Assigned task: Take every line in the entries that includes the word "meta" and copy it.

Component data from apps and pages:
╭──

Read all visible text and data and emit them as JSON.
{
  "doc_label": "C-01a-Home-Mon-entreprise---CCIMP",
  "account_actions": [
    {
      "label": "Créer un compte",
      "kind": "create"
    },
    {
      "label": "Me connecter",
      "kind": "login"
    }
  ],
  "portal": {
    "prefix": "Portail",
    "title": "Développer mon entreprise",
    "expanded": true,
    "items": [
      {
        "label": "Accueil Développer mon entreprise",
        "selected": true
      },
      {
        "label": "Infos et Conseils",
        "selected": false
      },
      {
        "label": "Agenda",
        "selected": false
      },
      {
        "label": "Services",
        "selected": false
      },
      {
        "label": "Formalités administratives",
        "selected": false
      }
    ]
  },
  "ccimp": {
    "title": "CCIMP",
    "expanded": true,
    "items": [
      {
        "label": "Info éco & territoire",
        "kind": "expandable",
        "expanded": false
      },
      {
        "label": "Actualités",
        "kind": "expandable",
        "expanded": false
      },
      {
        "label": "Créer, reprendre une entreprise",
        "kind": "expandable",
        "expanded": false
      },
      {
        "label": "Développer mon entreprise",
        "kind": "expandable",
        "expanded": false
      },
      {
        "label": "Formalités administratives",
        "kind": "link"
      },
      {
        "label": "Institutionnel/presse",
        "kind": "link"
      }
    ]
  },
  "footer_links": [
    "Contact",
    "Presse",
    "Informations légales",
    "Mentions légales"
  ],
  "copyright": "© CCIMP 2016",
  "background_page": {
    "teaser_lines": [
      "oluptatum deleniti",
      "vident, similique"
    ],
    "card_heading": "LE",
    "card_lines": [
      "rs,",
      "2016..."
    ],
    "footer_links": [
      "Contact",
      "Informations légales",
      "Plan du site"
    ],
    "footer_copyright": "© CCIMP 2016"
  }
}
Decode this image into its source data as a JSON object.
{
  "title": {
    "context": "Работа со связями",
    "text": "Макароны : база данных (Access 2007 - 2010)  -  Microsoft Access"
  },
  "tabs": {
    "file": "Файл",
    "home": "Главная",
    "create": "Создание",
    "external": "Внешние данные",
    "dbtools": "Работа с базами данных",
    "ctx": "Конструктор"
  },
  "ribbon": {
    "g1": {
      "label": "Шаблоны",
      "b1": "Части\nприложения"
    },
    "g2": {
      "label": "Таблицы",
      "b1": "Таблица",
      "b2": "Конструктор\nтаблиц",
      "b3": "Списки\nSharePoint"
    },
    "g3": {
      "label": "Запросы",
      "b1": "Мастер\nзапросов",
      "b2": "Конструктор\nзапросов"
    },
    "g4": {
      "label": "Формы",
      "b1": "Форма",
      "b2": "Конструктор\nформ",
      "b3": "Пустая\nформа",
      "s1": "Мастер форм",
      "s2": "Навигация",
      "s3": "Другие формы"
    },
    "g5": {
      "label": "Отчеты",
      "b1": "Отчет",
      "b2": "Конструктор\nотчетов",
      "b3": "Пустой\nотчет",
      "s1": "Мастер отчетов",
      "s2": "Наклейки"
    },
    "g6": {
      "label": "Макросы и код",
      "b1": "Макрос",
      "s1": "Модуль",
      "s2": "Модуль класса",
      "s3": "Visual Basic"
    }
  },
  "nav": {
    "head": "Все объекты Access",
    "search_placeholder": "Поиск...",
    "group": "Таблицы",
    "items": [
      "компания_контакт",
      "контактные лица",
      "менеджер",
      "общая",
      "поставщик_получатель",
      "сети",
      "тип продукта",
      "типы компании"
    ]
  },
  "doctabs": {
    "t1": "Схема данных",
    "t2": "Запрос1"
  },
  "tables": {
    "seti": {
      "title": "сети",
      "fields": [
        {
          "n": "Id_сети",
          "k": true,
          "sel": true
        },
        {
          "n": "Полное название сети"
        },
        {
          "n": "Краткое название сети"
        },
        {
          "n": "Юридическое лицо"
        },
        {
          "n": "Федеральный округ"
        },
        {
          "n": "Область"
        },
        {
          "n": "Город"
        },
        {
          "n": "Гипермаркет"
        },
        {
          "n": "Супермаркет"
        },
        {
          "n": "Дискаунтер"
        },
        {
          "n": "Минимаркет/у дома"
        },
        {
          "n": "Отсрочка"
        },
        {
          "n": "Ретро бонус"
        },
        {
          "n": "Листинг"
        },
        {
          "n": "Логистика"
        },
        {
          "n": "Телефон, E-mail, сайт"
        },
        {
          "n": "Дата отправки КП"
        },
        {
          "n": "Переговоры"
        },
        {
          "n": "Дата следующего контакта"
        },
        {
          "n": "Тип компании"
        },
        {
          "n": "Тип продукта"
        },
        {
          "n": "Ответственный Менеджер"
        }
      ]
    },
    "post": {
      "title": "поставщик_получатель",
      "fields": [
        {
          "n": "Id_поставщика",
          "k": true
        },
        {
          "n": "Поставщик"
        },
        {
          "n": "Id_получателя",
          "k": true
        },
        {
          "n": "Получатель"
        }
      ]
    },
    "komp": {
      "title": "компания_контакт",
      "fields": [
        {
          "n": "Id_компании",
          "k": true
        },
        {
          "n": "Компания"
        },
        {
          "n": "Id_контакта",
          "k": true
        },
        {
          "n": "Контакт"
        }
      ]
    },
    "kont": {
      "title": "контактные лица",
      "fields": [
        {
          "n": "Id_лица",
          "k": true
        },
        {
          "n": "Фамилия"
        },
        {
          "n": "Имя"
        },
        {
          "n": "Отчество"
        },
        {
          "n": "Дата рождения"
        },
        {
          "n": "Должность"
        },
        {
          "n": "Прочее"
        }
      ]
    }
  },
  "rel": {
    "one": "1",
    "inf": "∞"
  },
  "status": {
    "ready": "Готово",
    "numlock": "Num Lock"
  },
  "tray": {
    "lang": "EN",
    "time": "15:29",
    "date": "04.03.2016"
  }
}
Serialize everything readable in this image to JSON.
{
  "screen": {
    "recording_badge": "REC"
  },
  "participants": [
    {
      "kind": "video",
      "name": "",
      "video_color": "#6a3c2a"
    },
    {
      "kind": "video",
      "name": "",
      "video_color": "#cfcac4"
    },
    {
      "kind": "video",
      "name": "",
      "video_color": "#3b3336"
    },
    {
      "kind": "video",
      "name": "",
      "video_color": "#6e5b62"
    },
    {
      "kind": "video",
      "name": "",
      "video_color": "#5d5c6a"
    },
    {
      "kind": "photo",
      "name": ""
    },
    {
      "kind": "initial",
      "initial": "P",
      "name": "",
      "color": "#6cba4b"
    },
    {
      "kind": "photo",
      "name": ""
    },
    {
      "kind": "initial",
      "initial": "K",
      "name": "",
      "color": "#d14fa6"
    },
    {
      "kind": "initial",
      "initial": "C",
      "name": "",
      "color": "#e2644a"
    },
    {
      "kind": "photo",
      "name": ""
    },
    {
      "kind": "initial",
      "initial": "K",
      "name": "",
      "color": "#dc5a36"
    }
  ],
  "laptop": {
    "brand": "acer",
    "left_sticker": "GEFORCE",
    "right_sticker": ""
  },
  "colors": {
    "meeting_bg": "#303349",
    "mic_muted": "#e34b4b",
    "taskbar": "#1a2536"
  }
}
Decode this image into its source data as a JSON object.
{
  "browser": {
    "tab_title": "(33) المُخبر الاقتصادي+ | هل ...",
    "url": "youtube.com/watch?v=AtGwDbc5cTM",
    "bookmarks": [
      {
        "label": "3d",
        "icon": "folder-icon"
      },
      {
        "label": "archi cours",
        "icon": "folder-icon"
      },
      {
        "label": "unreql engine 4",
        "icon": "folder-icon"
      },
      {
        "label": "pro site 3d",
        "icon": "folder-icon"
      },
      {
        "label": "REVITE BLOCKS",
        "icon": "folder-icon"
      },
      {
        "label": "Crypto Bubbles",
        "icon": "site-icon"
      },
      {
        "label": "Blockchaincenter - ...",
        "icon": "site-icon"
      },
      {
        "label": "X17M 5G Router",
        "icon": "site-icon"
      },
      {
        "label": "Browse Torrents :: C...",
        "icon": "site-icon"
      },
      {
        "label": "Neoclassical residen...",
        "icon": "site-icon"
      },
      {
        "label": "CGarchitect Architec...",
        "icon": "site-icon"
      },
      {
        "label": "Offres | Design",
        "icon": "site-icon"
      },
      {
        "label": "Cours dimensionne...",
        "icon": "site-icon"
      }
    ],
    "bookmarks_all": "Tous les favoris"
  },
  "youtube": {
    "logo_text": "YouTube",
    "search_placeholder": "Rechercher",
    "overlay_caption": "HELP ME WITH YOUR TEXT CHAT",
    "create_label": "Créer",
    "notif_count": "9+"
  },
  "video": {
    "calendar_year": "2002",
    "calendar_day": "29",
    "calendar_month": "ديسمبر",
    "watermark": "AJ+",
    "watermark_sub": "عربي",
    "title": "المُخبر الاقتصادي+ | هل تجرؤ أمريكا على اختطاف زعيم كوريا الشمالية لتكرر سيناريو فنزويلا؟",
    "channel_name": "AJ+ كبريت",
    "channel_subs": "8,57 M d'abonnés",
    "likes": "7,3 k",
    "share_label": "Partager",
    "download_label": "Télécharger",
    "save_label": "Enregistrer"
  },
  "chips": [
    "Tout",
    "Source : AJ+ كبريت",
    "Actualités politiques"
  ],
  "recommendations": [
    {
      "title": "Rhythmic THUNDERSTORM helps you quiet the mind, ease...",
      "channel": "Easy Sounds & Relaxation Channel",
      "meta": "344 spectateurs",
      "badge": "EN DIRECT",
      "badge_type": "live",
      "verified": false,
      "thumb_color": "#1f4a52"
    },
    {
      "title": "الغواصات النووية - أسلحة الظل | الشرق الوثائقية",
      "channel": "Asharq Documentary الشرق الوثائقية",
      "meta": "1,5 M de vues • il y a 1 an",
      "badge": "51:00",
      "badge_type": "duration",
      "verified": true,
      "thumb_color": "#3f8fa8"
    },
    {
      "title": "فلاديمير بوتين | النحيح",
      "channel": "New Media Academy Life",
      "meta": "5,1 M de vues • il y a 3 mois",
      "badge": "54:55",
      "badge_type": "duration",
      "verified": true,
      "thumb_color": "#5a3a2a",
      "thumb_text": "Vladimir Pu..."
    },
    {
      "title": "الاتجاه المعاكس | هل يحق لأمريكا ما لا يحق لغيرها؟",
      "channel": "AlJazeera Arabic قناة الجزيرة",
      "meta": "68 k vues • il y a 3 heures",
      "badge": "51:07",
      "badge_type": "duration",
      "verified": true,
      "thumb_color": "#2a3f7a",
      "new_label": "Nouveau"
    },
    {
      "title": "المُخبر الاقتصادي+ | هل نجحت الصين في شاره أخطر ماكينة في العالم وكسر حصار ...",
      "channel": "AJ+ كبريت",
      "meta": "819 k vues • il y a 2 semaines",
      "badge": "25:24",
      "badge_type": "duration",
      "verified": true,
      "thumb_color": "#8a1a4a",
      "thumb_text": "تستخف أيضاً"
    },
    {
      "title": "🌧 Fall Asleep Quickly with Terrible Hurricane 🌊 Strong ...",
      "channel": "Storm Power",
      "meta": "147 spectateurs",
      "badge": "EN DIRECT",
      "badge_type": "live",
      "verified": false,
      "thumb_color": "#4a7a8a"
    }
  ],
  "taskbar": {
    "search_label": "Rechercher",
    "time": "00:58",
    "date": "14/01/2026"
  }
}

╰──

Task answer:
      "meta": "344 spectateurs",
      "meta": "1,5 M de vues • il y a 1 an",
      "meta": "5,1 M de vues • il y a 3 mois",
      "meta": "68 k vues • il y a 3 heures",
      "meta": "819 k vues • il y a 2 semaines",
      "meta": "147 spectateurs",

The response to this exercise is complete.